What Makes a Grid Smart?
Well, that’s a stupid question…..or is it? We hear about more “smart grid” technologies and applications on a regular basis. It is one of the most common subjects in the industry these days. Does that mean all grids are smart? Are they all equally smart or do some have PhD’s while others have associate degrees?
Penton Media, T&D World’s parent company, has conducted a lot of research in conjunction with ABB and other industry giants that is revealing or possibly reminding us of what is behind smart grid technology and the extent of its implementation. I’ll share some tidbits I’ve picked up in this column.
Most of us think of smart grids as T&D modernization efforts to incorporate digital technology that facilitates the collection, processing and exchange of information allowing interoperability and communication between connected devices. That is all true. There is a much longer official definition of the smart Grid in the Energy Independence and Security Act of 2007(see the Wikipedia version here: https://en.wikipedia.org/wiki/Energy_Independence_and_Security_Act_of_2007). The term defined in the law encompasses reliability, flexibility, efficiency, renewables, security and more.
So, what is behind the mysterious smart grid curtain?
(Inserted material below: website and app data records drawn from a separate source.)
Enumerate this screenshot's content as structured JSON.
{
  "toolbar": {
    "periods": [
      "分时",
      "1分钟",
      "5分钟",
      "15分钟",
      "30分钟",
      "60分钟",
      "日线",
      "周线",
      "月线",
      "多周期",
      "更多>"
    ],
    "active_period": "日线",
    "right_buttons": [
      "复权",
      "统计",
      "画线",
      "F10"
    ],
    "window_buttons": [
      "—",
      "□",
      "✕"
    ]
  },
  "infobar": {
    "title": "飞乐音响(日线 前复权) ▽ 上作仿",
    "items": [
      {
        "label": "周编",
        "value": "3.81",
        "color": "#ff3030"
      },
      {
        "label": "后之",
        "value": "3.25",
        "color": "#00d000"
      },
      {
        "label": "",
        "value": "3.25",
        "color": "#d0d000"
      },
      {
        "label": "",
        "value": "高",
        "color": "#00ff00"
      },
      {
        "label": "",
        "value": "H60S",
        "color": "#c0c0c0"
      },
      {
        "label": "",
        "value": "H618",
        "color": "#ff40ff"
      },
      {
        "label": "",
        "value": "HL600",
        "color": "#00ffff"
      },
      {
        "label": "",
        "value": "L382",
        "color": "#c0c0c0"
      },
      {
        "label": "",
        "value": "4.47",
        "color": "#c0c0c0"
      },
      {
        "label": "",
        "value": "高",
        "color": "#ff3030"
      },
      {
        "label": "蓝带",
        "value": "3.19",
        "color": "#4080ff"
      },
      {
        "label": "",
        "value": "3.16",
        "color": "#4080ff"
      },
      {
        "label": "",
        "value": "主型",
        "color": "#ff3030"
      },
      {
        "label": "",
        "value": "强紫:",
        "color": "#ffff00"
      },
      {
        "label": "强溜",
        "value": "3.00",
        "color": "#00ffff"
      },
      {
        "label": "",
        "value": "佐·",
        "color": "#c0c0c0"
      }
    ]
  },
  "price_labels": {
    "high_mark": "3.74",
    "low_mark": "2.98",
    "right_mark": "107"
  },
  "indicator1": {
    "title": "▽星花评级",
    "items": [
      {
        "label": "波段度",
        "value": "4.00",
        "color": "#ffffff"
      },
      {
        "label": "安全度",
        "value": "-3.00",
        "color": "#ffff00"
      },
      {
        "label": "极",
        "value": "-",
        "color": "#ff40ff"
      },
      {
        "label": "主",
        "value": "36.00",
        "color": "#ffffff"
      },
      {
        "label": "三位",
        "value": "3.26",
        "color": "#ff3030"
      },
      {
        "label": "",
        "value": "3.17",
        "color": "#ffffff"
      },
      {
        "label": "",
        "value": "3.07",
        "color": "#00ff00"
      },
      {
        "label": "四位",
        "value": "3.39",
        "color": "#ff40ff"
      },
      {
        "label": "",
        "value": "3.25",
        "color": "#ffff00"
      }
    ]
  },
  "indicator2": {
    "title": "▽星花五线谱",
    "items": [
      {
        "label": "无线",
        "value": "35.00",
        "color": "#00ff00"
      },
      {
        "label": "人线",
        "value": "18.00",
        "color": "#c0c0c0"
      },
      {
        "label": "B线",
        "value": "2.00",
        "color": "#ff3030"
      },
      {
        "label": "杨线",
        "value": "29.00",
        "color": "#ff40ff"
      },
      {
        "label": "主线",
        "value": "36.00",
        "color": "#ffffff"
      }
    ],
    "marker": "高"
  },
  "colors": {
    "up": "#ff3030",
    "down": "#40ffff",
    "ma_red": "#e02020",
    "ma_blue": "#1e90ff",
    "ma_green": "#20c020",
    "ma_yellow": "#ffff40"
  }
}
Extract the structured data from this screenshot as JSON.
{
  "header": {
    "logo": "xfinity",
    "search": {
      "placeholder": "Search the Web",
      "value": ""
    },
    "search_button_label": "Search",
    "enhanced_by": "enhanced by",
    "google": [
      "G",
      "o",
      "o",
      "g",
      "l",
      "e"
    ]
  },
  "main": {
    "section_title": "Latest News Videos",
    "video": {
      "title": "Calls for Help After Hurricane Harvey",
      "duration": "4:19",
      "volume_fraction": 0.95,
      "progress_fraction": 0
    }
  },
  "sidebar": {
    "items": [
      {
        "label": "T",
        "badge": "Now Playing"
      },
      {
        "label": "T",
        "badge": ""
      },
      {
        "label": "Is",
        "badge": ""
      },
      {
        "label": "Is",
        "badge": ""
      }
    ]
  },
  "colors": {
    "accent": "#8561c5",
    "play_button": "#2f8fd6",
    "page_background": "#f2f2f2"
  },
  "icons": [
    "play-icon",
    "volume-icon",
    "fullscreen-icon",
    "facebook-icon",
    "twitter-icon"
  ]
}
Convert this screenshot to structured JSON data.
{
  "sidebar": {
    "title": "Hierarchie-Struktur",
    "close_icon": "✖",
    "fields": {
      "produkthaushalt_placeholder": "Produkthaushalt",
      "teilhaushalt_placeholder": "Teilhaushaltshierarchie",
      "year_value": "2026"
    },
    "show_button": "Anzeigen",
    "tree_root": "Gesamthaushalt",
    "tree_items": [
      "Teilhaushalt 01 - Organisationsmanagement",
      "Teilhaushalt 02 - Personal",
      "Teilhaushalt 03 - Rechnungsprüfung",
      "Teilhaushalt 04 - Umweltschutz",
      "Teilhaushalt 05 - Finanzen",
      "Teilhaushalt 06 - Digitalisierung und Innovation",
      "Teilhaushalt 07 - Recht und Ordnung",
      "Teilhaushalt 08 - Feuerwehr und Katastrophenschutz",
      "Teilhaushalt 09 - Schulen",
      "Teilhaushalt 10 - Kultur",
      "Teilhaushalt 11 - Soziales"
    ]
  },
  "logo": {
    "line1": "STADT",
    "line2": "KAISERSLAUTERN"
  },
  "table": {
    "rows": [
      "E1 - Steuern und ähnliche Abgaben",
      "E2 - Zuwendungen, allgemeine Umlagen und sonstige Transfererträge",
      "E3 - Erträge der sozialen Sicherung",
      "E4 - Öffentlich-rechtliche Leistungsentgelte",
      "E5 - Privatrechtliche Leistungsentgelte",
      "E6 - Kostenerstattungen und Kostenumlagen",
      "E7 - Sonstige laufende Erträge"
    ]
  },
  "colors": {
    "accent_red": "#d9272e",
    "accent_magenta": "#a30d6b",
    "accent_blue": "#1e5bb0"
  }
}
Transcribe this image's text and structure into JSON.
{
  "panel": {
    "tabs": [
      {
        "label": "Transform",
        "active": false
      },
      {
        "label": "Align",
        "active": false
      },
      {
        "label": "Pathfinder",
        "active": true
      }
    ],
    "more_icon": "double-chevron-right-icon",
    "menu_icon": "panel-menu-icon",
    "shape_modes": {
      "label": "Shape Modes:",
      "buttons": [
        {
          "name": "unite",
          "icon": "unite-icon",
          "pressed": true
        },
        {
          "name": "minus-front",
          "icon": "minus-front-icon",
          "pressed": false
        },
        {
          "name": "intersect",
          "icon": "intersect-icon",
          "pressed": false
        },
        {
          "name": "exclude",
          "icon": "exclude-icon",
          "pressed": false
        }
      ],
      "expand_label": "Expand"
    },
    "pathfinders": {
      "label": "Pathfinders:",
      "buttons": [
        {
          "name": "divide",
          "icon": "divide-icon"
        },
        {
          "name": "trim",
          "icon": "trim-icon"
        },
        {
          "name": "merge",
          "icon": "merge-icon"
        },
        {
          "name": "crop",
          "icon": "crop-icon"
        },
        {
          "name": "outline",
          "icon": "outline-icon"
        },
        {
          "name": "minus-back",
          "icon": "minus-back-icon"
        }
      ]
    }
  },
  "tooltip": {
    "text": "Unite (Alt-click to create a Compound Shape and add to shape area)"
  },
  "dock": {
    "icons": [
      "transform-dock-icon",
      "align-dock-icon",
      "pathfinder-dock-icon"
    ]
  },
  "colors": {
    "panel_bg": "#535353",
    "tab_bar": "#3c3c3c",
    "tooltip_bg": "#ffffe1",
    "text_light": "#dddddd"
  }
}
Well, we can definitively conclude it is not just a device or piece of electronic equipment that makes the grid smart. It is the combination of the piece of equipment or hardware and properly developed, coordinated and installed information and operation technology software that instills the smarts. That last step, the creation and/or application of functional, flexible, growth accommodating integration software, is performed by us….so it may sound a little corny, but it is we who make the smart grid smart.
Gene Wolf with T&D World Magazine wrote a masterful article regarding the ongoing evolution of the smart grid, its relationship to the Internet of Things (IoT) and now, the Internet of Things, Services and People (IoTSP).
People are referring to IoTSP, a recent phase of the evolution, where exchanges occur not only between machines, but also between customers and third parties in a market environment as “transactive energy” enablers. New York and several other states have developed or are working on policies for this new frontier of the distribution system platform provider (DSPP).
So we see the evolution of the grid occurring at a break-neck speed. This is the future. But, what if our utility or co-op is not on board yet? Not everyone is. Jason Dedrick from the School of Information Studies at Syracuse University recently shared survey results that reveal not all muni’s, co-ops and investor owned utilities he surveyed have implemented a large number of grid-side technologies, even the most common one which arguably is advanced meter infrastructure. Some entities are still studying the cost-benefits, evaluating their ability to recover the investment in rates or are held back by issues such as NERC-CIP v5 compliance or the perceived level of maturity of the technology. Accordingly, all grids are not smart, not yet anyway.
Likewise, Dedrick’s research shows us not all grids are equally smart. Some utilities have implemented numerous smart grid technologies, while others have implemented fewer technologies or implemented to a lesser extent. The following slide from a presentation by Professor Dedrick shows the level of deployment of various smart grid technologies.